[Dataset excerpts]

============

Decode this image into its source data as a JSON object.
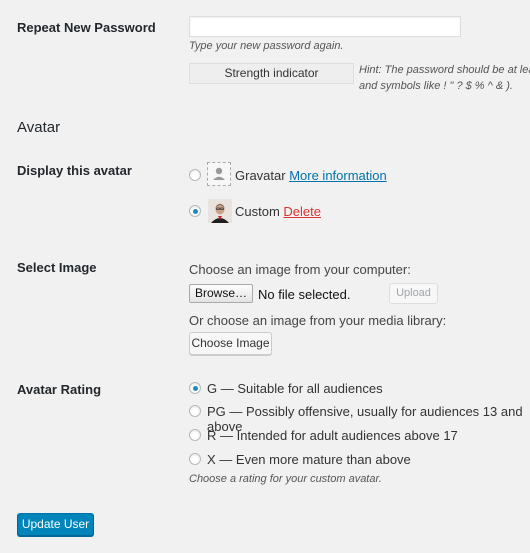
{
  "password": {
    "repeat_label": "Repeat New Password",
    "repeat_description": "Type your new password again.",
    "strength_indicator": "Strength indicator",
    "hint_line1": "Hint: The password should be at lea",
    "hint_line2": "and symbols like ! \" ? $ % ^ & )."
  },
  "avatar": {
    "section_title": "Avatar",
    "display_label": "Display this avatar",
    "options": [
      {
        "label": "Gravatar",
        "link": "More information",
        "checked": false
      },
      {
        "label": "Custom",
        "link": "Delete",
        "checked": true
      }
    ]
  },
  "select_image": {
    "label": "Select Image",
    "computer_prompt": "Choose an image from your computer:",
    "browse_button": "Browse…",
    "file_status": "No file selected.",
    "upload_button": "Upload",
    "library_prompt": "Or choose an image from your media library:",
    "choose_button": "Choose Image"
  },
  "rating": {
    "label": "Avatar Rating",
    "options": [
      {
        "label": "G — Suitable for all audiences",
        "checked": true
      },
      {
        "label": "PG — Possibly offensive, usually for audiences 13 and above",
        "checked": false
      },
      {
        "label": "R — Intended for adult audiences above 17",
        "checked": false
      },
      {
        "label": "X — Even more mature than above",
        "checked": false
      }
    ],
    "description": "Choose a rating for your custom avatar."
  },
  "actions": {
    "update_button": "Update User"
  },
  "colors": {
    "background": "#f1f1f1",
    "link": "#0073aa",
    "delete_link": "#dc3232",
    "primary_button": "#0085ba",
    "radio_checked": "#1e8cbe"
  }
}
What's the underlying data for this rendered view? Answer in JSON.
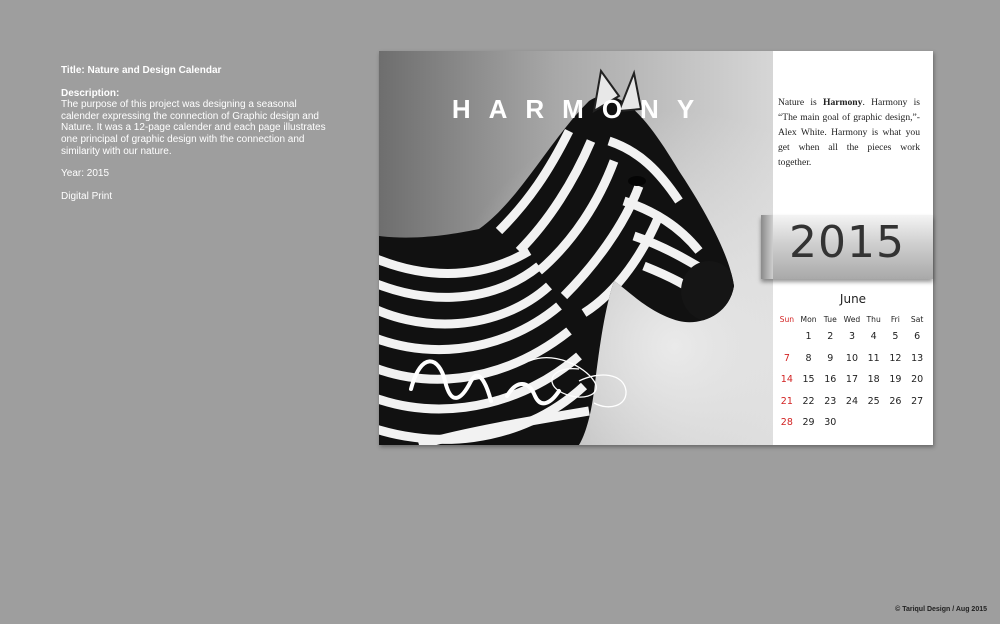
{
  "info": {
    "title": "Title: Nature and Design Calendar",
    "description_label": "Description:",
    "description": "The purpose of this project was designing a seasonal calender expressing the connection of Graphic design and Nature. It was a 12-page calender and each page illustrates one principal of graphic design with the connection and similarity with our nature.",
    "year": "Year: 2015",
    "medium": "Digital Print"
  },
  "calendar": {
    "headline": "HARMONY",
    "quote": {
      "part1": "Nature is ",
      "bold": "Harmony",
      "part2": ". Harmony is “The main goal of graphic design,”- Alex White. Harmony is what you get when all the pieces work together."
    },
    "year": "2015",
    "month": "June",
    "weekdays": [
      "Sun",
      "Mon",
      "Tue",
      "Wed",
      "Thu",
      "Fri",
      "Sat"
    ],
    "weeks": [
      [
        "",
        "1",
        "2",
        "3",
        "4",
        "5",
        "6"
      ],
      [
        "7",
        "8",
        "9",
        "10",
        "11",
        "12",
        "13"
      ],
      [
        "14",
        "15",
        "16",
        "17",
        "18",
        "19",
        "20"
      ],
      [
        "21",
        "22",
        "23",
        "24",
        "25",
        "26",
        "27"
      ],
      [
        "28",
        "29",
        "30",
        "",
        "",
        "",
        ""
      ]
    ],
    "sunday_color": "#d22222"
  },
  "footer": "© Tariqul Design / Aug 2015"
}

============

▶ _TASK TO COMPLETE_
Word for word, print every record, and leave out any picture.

▶ _RESPONSE AREA_
Decode this image into its source data as a JSON object.
{
  "password": {
    "repeat_label": "Repeat New Password",
    "repeat_description": "Type your new password again.",
    "strength_indicator": "Strength indicator",
    "hint_line1": "Hint: The password should be at lea",
    "hint_line2": "and symbols like ! \" ? $ % ^ & )."
  },
  "avatar": {
    "section_title": "Avatar",
    "display_label": "Display this avatar",
    "options": [
      {
        "label": "Gravatar",
        "link": "More information",
        "checked": false
      },
      {
        "label": "Custom",
        "link": "Delete",
        "checked": true
      }
    ]
  },
  "select_image": {
    "label": "Select Image",
    "computer_prompt": "Choose an image from your computer:",
    "browse_button": "Browse…",
    "file_status": "No file selected.",
    "upload_button": "Upload",
    "library_prompt": "Or choose an image from your media library:",
    "choose_button": "Choose Image"
  },
  "rating": {
    "label": "Avatar Rating",
    "options": [
      {
        "label": "G — Suitable for all audiences",
        "checked": true
      },
      {
        "label": "PG — Possibly offensive, usually for audiences 13 and above",
        "checked": false
      },
      {
        "label": "R — Intended for adult audiences above 17",
        "checked": false
      },
      {
        "label": "X — Even more mature than above",
        "checked": false
      }
    ],
    "description": "Choose a rating for your custom avatar."
  },
  "actions": {
    "update_button": "Update User"
  },
  "colors": {
    "background": "#f1f1f1",
    "link": "#0073aa",
    "delete_link": "#dc3232",
    "primary_button": "#0085ba",
    "radio_checked": "#1e8cbe"
  }
}
What's the underlying data for this rendered view? Answer in JSON.
{
  "info": {
    "title": "Title: Nature and Design Calendar",
    "description_label": "Description:",
    "description": "The purpose of this project was designing a seasonal calender expressing the connection of Graphic design and Nature. It was a 12-page calender and each page illustrates one principal of graphic design with the connection and similarity with our nature.",
    "year": "Year: 2015",
    "medium": "Digital Print"
  },
  "calendar": {
    "headline": "HARMONY",
    "quote": {
      "part1": "Nature is ",
      "bold": "Harmony",
      "part2": ". Harmony is “The main goal of graphic design,”- Alex White. Harmony is what you get when all the pieces work together."
    },
    "year": "2015",
    "month": "June",
    "weekdays": [
      "Sun",
      "Mon",
      "Tue",
      "Wed",
      "Thu",
      "Fri",
      "Sat"
    ],
    "weeks": [
      [
        "",
        "1",
        "2",
        "3",
        "4",
        "5",
        "6"
      ],
      [
        "7",
        "8",
        "9",
        "10",
        "11",
        "12",
        "13"
      ],
      [
        "14",
        "15",
        "16",
        "17",
        "18",
        "19",
        "20"
      ],
      [
        "21",
        "22",
        "23",
        "24",
        "25",
        "26",
        "27"
      ],
      [
        "28",
        "29",
        "30",
        "",
        "",
        "",
        ""
      ]
    ],
    "sunday_color": "#d22222"
  },
  "footer": "© Tariqul Design / Aug 2015"
}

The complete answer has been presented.